Ohio, for many decades one of the centers of the U.S. coal industry, has been undergoing a transformation triggered by a shift in demand to other energy sources — primarily natural gas. Today, at least six natural gas plants are in some phase of planning or development in the state, and more than $25 billion is being spent to build new power plants — nearly all of which are natural gas — across the Appalachian Basin states of Ohio, Pennsylvania and West Virginia. The eastern half of Ohio also lies atop the Utica and Marcellus formations, two of the richest shale gas deposits on earth.

Overpowered: Why a US gas-building spree continues despite electricity glut

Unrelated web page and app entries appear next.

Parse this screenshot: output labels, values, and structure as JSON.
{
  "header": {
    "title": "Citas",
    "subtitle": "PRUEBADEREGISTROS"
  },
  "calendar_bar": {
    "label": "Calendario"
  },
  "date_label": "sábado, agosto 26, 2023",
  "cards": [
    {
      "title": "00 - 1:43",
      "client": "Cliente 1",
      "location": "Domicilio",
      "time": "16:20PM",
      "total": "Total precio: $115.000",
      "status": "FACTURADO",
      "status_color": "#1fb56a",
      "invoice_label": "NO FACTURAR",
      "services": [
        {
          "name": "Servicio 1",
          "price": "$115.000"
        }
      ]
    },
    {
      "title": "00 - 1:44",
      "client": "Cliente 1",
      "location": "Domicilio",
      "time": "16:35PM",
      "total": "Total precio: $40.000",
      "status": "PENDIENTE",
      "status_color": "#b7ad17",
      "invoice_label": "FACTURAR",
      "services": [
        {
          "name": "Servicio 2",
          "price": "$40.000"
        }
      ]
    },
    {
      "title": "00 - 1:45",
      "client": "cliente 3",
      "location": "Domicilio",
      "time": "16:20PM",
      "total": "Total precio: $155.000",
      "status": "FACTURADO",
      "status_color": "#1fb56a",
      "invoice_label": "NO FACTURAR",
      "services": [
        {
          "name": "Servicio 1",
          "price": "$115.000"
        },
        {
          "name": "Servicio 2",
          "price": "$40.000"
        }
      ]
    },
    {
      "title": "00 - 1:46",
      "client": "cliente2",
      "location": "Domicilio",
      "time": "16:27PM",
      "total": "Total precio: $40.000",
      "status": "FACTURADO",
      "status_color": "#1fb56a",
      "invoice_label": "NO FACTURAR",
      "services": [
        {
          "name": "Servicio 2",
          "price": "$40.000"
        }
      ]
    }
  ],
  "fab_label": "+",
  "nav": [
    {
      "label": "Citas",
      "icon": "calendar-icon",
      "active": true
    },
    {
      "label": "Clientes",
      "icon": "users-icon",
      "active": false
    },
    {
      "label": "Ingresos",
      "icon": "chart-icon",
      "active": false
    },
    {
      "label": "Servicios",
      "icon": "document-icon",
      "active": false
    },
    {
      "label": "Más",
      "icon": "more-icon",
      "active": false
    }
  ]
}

When the Inland Empire Energy Center was announced in 2005, it was touted as a breakthrough power plant that would fill a critical shortfall in California's electricity supply for decades to come. Located in Riverside, Calif., and based on a vaunted new gas turbine technology from General Electric Co., the 730-MW, $500 million power plant came online in 2009.

Overpowered: In Virginia, Dominion faces challenges to its reign

When Dominion Energy Virginia decided in 2012 to convert two units of its coal-fired Bremo Bluff power station to burn natural gas, it pledged that the conversion at the Fluvanna County plant would save customers $32 million compared to the cost of building new gas-fired generation and $155 million compared to continued operation on coal.

Overpowered: Hailing renewables, NextEra bet big on gas in Florida

At an investor conference in New York in 2015, NextEra Energy Inc.'s then-CFO, John Ketchum, delivered a striking assessment to Wall Street: Solar power had become so inexpensive that the company might be finished building natural gas plants in Florida, the state where it is headquartered and where it owns an electric utility.

Overpowered: Power plant sales in PJM: A buyer's market

A large number of new merchant combined-cycle plants have come online in the PJM Interconnection region over the last few years, pushing investors to reassess the value of their investments in these plants. That, in turn, has led observers to wonder if a sell-off of generation assets is underway.